* _Problem statement_
Scan the records below for the word "workflowToLaunch". Copy each line where it appears.
### Extracted entries
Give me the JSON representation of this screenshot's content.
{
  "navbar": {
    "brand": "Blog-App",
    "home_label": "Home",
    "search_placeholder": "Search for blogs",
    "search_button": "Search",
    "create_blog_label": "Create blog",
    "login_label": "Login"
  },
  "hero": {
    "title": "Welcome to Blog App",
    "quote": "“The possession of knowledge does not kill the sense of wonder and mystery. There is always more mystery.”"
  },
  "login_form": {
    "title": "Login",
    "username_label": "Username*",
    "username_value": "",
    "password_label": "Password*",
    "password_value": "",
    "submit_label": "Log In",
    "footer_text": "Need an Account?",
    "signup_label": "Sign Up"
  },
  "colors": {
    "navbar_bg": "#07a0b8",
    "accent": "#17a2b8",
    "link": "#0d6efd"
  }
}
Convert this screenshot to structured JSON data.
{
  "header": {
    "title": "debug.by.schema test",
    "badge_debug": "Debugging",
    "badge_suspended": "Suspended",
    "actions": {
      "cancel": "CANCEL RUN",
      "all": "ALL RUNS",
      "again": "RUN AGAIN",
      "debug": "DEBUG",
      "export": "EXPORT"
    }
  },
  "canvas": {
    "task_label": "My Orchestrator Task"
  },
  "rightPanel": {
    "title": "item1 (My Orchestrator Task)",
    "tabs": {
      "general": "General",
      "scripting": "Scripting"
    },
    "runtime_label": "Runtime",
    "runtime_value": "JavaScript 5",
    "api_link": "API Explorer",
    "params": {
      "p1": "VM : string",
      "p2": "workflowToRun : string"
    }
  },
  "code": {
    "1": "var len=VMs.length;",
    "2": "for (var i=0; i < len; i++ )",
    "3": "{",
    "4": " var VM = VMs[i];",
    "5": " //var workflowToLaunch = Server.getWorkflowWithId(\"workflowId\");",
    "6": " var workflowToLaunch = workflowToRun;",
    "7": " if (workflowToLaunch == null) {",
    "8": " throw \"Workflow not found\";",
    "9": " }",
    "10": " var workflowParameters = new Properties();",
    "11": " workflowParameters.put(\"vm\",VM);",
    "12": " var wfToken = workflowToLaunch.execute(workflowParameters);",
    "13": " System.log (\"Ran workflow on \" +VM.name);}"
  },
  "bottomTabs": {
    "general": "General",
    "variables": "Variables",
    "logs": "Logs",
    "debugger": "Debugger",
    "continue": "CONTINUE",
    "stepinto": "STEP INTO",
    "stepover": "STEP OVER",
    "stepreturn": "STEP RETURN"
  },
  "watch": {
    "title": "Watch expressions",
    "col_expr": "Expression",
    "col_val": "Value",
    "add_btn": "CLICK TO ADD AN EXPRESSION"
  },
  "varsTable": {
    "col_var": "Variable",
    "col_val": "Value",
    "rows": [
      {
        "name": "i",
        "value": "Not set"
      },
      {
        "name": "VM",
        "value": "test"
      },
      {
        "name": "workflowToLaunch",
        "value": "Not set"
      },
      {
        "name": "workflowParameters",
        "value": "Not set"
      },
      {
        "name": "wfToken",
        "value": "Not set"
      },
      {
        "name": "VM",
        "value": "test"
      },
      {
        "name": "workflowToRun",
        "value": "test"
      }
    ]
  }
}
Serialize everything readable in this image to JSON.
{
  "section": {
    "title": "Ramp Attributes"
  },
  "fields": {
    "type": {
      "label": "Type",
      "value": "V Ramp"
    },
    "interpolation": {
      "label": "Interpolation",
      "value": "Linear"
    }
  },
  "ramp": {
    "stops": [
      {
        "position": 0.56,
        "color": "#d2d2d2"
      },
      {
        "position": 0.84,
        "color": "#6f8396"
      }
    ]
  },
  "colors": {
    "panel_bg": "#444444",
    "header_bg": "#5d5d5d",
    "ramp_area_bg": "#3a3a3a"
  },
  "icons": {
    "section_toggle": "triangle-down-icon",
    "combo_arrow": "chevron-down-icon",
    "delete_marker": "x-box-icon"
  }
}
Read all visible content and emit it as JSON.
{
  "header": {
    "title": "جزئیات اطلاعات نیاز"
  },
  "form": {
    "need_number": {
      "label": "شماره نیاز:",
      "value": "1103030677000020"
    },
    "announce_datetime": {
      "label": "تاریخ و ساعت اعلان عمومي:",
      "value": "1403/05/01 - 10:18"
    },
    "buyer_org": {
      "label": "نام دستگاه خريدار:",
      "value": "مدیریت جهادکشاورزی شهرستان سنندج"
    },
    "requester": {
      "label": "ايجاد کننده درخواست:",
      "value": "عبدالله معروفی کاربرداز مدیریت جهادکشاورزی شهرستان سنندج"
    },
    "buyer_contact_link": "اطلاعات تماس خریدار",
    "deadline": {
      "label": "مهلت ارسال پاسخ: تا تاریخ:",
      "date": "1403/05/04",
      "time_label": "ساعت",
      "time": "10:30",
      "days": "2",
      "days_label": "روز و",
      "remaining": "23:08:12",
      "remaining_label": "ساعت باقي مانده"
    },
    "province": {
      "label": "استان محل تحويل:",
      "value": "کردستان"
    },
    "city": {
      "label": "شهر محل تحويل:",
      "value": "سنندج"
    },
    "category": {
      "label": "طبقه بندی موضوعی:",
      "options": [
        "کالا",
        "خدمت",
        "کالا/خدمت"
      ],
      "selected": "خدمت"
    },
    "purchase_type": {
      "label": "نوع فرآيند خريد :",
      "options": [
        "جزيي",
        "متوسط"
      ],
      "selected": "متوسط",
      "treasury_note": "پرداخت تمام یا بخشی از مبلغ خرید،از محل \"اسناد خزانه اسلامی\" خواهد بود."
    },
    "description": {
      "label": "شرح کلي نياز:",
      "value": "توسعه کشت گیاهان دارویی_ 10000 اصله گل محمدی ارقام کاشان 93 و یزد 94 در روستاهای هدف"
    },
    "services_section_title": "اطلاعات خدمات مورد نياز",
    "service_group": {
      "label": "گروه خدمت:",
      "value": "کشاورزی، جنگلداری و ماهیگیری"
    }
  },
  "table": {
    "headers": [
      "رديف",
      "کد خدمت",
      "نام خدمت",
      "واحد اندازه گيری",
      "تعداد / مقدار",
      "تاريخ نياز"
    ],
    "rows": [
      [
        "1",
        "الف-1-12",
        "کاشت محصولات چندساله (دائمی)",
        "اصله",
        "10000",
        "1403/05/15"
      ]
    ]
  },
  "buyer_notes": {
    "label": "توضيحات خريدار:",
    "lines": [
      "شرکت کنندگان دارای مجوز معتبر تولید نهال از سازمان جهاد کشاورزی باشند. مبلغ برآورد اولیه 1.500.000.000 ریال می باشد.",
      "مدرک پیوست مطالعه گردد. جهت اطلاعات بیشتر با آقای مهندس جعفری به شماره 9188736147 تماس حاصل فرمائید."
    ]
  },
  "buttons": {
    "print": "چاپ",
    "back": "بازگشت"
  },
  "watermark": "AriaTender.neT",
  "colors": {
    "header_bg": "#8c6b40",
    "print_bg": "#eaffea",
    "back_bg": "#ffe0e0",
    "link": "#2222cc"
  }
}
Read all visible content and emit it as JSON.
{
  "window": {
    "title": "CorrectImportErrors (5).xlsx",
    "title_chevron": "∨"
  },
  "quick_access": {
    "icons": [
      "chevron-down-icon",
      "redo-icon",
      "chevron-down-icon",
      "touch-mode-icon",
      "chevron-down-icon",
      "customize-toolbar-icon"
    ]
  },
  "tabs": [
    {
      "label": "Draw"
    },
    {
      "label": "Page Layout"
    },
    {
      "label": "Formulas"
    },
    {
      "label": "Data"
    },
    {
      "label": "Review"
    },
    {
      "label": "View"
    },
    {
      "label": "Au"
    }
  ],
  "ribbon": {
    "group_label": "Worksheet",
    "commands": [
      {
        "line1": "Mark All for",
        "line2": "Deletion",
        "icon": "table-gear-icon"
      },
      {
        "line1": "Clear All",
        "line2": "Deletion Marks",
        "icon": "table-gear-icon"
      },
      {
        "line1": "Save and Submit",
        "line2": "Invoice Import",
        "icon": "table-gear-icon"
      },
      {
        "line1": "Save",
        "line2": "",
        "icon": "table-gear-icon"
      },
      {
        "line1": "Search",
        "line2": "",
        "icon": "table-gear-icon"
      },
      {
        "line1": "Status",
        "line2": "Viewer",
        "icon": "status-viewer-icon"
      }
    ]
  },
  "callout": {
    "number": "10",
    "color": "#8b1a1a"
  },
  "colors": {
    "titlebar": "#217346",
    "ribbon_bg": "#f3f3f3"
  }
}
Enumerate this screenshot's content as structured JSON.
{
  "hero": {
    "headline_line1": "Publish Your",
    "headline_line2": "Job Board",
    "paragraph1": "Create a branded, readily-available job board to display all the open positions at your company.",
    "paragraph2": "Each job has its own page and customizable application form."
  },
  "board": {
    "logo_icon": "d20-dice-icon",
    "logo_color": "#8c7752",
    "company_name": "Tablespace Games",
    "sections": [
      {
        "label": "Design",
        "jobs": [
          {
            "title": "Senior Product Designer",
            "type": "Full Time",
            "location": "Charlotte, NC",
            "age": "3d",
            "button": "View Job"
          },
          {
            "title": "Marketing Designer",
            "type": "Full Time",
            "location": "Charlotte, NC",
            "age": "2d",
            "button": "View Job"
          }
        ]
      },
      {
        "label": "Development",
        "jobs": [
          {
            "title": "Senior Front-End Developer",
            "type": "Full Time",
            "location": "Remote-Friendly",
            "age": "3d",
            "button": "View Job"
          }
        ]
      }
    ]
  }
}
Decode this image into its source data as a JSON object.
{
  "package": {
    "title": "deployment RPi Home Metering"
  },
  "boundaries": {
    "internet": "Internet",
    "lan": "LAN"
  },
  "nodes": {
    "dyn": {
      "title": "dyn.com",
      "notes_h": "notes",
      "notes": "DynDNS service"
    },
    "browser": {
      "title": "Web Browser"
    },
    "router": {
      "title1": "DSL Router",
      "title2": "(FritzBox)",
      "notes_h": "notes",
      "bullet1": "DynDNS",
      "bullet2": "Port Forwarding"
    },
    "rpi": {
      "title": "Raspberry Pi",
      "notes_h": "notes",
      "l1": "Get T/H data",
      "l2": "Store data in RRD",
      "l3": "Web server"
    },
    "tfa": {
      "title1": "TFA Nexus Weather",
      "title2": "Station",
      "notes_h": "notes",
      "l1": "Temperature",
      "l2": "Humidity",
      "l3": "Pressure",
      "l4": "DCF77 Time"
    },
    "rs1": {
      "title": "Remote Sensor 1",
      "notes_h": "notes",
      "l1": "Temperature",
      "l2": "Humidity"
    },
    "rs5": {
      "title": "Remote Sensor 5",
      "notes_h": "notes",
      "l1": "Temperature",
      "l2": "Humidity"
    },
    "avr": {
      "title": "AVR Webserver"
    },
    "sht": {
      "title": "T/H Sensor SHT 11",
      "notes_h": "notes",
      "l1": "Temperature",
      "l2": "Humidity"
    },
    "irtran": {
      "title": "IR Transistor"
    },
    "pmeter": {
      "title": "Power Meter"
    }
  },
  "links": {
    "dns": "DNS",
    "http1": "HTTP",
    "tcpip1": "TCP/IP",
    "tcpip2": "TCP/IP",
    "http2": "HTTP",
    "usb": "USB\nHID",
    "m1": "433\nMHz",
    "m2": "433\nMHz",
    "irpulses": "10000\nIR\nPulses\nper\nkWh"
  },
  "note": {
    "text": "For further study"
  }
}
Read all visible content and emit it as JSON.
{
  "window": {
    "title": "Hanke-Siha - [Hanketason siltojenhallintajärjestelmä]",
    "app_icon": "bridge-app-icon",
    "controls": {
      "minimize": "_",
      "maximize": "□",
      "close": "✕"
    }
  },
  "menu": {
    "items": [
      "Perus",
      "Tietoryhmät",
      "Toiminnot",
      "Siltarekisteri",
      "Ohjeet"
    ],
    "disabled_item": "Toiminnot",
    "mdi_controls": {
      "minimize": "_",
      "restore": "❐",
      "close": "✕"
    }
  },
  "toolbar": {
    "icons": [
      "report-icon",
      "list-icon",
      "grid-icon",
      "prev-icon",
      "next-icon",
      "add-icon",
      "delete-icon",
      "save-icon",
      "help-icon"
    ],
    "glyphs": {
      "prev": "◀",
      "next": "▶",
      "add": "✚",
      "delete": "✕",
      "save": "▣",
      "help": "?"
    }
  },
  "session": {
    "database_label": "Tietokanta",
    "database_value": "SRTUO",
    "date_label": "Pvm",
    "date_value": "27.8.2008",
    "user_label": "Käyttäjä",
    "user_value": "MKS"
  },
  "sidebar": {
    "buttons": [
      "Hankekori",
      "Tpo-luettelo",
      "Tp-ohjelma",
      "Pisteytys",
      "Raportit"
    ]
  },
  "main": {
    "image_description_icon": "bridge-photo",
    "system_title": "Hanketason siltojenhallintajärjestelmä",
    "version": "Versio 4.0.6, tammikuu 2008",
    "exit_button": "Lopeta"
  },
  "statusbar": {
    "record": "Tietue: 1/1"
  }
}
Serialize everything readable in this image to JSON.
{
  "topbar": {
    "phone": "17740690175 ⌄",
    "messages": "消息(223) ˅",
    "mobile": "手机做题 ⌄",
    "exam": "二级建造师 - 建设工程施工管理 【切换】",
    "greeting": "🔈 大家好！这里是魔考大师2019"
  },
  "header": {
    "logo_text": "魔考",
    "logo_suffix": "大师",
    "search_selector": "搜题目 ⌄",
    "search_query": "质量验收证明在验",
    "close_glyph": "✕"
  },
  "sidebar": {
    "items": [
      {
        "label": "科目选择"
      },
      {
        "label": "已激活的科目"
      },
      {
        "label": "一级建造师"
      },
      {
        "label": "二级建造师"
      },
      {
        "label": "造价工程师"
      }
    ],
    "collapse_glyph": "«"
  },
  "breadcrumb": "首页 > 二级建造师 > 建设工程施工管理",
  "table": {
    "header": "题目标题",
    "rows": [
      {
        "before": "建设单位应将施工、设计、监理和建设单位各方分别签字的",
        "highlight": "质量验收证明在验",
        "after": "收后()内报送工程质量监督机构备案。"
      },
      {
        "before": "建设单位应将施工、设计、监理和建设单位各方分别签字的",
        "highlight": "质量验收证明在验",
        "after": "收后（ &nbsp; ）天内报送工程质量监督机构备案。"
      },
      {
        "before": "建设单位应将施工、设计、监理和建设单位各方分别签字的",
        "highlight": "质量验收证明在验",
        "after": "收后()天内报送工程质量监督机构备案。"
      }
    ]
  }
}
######
* _Solution to this problem_
    "5": " //var workflowToLaunch = Server.getWorkflowWithId(\"workflowId\");",
    "6": " var workflowToLaunch = workflowToRun;",
    "7": " if (workflowToLaunch == null) {",
    "12": " var wfToken = workflowToLaunch.execute(workflowParameters);",
        "name": "workflowToLaunch",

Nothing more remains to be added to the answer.